● **Input data**:
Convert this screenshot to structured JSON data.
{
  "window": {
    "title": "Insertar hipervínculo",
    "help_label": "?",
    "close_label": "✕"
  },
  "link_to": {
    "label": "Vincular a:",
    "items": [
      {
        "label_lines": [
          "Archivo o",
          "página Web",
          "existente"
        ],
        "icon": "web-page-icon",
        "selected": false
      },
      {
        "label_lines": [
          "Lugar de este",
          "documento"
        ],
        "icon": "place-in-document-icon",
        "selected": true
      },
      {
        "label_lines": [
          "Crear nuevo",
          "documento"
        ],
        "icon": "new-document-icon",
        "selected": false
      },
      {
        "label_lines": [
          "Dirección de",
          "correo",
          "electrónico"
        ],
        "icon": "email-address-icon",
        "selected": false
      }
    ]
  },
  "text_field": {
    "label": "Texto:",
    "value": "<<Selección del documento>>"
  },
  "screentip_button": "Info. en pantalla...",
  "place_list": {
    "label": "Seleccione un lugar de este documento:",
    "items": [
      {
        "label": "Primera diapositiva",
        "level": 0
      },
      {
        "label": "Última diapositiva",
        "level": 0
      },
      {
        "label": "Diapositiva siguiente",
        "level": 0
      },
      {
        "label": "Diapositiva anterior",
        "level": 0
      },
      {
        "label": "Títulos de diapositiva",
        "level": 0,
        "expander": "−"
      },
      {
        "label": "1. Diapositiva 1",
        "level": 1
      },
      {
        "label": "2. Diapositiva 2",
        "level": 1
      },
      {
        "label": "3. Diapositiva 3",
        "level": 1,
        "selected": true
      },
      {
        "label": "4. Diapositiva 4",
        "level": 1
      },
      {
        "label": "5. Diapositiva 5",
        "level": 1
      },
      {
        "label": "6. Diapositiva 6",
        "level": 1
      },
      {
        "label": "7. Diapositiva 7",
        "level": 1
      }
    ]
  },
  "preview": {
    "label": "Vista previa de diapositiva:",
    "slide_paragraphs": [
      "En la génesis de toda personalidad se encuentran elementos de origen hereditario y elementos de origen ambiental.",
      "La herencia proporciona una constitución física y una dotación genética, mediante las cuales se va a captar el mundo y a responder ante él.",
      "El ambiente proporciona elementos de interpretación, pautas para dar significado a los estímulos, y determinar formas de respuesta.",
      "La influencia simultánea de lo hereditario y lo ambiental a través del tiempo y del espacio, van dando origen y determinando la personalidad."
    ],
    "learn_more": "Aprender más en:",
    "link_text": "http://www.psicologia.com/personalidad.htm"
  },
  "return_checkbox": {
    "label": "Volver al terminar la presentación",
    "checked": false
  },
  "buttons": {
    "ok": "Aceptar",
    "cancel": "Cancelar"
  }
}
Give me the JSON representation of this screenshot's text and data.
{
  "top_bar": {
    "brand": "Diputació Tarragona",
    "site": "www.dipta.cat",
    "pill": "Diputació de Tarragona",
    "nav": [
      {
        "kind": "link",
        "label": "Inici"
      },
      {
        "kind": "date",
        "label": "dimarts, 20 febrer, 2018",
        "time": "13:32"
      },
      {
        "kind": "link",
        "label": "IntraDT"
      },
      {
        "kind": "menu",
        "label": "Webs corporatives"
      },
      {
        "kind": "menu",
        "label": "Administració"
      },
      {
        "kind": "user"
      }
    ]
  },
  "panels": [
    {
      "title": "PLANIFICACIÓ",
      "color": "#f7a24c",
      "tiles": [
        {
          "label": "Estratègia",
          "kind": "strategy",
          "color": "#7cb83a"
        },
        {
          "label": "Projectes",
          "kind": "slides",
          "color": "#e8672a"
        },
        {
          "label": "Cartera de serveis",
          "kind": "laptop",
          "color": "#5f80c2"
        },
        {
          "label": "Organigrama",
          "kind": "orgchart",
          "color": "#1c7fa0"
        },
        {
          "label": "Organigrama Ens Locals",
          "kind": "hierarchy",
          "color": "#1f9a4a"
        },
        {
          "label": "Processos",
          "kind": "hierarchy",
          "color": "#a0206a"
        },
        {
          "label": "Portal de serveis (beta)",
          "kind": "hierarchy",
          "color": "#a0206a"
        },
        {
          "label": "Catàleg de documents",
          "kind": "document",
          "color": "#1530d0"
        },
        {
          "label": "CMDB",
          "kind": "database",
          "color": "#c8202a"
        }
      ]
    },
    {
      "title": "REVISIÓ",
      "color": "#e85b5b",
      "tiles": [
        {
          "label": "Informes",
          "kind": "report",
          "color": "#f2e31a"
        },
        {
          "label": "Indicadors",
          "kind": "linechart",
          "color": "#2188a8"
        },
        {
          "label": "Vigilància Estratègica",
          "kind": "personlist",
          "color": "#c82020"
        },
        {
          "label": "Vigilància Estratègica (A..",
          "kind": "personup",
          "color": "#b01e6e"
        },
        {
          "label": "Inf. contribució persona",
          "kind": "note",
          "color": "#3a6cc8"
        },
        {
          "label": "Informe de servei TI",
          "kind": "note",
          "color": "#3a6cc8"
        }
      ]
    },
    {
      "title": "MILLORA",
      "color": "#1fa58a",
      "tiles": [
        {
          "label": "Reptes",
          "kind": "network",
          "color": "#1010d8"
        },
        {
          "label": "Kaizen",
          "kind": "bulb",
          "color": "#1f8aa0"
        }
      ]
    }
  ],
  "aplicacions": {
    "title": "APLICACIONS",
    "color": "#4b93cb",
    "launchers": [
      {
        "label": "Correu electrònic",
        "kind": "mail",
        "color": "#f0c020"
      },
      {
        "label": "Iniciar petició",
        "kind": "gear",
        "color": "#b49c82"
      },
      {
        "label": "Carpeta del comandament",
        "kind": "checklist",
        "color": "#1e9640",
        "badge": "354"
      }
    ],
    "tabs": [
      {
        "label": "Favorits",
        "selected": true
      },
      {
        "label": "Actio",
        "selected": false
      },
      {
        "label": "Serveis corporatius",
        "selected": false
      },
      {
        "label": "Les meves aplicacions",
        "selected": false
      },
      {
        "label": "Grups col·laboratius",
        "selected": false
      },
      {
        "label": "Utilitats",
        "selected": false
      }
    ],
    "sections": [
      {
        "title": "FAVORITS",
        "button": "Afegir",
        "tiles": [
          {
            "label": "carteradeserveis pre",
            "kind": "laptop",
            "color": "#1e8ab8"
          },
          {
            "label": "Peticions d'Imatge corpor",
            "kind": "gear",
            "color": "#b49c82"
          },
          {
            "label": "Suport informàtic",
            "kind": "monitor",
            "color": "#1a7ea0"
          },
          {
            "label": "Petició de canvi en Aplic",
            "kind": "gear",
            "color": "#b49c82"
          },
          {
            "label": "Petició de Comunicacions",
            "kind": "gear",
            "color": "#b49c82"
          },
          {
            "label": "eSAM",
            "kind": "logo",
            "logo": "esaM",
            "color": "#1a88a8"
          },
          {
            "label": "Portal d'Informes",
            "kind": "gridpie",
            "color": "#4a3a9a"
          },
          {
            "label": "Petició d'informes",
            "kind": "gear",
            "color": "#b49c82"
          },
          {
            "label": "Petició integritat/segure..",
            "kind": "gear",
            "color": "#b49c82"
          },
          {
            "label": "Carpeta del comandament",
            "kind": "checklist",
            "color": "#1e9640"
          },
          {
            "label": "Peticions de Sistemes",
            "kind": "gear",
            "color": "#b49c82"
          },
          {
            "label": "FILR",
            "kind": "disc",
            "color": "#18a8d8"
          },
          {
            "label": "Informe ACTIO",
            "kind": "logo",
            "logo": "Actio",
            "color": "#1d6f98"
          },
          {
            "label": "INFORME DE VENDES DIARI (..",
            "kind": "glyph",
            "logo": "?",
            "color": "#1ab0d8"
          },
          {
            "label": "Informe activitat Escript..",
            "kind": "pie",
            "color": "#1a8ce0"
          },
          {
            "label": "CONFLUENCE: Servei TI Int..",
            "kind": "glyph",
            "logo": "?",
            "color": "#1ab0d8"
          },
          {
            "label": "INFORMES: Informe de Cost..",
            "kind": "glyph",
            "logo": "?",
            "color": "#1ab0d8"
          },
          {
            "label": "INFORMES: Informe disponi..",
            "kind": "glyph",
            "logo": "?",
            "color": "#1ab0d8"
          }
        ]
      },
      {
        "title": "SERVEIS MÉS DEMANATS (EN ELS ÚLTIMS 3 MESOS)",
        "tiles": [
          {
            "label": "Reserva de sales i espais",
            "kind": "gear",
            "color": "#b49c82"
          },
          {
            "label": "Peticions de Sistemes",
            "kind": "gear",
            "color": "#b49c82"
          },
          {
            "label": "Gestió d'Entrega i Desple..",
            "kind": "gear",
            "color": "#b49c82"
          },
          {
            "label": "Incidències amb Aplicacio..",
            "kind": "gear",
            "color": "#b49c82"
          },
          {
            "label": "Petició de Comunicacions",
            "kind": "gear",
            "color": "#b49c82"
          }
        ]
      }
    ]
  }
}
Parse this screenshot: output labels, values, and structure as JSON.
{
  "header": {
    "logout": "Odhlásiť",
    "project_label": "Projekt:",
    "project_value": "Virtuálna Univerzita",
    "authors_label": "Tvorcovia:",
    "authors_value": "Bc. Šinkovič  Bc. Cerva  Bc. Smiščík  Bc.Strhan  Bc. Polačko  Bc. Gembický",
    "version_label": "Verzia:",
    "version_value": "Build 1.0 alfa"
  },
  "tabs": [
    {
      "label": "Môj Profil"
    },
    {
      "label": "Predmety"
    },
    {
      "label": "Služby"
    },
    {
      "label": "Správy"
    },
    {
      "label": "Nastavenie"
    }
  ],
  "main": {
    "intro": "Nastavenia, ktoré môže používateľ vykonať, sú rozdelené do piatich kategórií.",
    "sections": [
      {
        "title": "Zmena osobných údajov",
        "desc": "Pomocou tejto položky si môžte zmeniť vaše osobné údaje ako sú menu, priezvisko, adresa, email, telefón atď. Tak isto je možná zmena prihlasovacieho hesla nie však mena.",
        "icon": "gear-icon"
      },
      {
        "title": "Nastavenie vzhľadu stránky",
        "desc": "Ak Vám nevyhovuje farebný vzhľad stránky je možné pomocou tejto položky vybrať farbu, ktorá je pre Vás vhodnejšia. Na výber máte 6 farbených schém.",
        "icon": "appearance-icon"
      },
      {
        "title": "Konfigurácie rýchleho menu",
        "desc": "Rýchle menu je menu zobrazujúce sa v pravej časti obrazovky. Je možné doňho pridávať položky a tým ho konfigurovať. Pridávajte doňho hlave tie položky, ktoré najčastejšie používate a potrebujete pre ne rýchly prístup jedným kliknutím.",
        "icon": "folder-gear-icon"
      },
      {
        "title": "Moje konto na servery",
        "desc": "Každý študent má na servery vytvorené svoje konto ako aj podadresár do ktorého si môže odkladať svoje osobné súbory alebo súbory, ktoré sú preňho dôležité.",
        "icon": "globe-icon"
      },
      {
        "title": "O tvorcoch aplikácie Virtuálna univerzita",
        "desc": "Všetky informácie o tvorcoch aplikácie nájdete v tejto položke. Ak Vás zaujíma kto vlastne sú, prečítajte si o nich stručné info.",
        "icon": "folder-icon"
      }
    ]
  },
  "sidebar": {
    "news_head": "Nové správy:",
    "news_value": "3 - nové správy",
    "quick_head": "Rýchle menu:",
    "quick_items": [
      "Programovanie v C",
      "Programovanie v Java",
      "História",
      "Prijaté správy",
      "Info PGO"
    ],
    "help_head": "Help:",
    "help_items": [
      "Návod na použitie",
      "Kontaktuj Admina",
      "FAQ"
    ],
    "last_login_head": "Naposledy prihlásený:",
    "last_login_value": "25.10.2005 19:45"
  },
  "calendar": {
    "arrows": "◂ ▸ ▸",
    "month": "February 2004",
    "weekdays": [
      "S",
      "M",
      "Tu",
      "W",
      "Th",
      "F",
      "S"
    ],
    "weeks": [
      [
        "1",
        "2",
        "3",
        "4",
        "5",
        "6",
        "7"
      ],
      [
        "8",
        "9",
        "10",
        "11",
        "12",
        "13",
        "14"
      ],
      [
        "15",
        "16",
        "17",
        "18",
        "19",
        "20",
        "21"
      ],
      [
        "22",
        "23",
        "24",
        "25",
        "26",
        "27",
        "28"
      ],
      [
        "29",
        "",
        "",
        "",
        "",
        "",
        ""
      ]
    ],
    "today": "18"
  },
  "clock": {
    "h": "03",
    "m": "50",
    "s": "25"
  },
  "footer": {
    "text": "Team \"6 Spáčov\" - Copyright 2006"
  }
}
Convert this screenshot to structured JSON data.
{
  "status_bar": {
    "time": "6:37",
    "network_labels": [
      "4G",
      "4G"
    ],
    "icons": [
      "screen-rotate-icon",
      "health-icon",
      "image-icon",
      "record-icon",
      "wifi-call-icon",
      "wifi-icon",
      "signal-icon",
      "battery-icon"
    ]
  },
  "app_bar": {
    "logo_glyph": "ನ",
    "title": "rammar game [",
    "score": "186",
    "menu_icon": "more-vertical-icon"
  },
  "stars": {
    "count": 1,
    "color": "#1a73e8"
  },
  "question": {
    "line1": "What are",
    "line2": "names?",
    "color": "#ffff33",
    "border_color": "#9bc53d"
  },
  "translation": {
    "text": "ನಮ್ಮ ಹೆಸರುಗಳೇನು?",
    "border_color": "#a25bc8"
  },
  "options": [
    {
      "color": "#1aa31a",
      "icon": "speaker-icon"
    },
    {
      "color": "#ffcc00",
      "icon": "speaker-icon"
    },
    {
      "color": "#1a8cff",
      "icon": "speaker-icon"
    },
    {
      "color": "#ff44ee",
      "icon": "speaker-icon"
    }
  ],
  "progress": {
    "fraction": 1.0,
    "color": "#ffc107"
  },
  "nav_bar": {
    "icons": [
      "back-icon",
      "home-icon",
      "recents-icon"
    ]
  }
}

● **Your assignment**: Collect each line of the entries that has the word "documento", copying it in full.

● **Solved problem**:
          "documento"
          "documento"
    "value": "<<Selección del documento>>"
    "label": "Seleccione un lugar de este documento:",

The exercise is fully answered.